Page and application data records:

◆ ◆ ◆

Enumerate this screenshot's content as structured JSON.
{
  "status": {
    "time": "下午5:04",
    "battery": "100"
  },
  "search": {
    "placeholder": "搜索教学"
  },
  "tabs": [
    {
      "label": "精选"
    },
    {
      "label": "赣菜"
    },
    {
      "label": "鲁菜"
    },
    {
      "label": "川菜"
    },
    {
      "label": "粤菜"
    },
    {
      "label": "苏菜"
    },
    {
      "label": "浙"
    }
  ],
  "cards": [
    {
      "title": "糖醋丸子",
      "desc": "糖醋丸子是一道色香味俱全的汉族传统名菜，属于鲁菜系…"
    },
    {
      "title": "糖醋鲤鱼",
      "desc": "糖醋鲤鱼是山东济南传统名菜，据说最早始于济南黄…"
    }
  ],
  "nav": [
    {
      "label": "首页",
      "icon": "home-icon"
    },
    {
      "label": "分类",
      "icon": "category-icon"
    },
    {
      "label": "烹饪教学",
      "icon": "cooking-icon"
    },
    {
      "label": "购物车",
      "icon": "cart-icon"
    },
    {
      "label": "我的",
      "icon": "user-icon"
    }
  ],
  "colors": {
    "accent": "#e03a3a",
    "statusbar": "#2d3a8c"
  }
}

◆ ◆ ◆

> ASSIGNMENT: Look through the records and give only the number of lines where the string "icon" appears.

> EXERCISE ANSWER: 5